The result should be a full, exact repeat of the entries, free of pictures.

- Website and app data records
########################################

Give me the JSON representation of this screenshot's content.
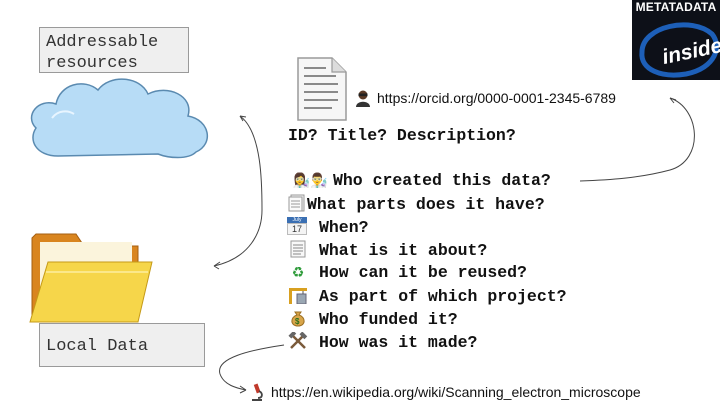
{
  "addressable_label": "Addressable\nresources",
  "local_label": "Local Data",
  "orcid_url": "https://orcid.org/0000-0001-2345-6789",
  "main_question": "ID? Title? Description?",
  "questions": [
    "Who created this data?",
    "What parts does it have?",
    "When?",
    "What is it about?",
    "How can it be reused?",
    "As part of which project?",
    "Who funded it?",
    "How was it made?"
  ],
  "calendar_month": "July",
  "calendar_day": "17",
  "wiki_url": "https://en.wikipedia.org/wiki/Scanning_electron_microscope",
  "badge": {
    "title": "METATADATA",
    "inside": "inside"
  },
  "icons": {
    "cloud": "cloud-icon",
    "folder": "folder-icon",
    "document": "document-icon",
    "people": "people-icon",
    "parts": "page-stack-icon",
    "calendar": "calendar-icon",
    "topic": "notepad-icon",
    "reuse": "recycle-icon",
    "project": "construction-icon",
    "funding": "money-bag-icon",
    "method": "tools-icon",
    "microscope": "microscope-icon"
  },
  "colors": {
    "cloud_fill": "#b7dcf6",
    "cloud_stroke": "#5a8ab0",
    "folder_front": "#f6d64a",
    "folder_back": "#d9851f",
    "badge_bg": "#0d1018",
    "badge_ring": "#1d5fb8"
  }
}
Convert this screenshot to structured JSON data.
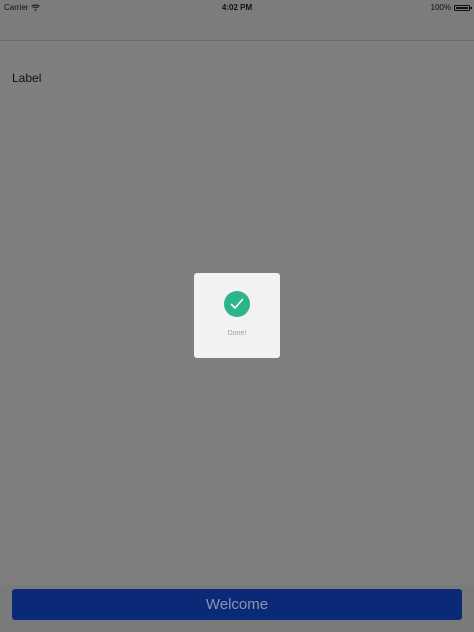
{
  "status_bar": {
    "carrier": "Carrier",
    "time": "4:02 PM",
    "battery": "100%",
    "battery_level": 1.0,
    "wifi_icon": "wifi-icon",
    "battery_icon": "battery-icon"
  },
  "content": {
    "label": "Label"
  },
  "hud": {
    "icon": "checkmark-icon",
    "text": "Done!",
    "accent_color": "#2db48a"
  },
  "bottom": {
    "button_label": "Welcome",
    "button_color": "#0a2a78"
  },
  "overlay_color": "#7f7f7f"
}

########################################

- Task solution
Give me the JSON representation of this screenshot's content.
{
  "addressable_label": "Addressable\nresources",
  "local_label": "Local Data",
  "orcid_url": "https://orcid.org/0000-0001-2345-6789",
  "main_question": "ID? Title? Description?",
  "questions": [
    "Who created this data?",
    "What parts does it have?",
    "When?",
    "What is it about?",
    "How can it be reused?",
    "As part of which project?",
    "Who funded it?",
    "How was it made?"
  ],
  "calendar_month": "July",
  "calendar_day": "17",
  "wiki_url": "https://en.wikipedia.org/wiki/Scanning_electron_microscope",
  "badge": {
    "title": "METATADATA",
    "inside": "inside"
  },
  "icons": {
    "cloud": "cloud-icon",
    "folder": "folder-icon",
    "document": "document-icon",
    "people": "people-icon",
    "parts": "page-stack-icon",
    "calendar": "calendar-icon",
    "topic": "notepad-icon",
    "reuse": "recycle-icon",
    "project": "construction-icon",
    "funding": "money-bag-icon",
    "method": "tools-icon",
    "microscope": "microscope-icon"
  },
  "colors": {
    "cloud_fill": "#b7dcf6",
    "cloud_stroke": "#5a8ab0",
    "folder_front": "#f6d64a",
    "folder_back": "#d9851f",
    "badge_bg": "#0d1018",
    "badge_ring": "#1d5fb8"
  }
}
Convert this screenshot to structured JSON data.
{
  "status_bar": {
    "carrier": "Carrier",
    "time": "4:02 PM",
    "battery": "100%",
    "battery_level": 1.0,
    "wifi_icon": "wifi-icon",
    "battery_icon": "battery-icon"
  },
  "content": {
    "label": "Label"
  },
  "hud": {
    "icon": "checkmark-icon",
    "text": "Done!",
    "accent_color": "#2db48a"
  },
  "bottom": {
    "button_label": "Welcome",
    "button_color": "#0a2a78"
  },
  "overlay_color": "#7f7f7f"
}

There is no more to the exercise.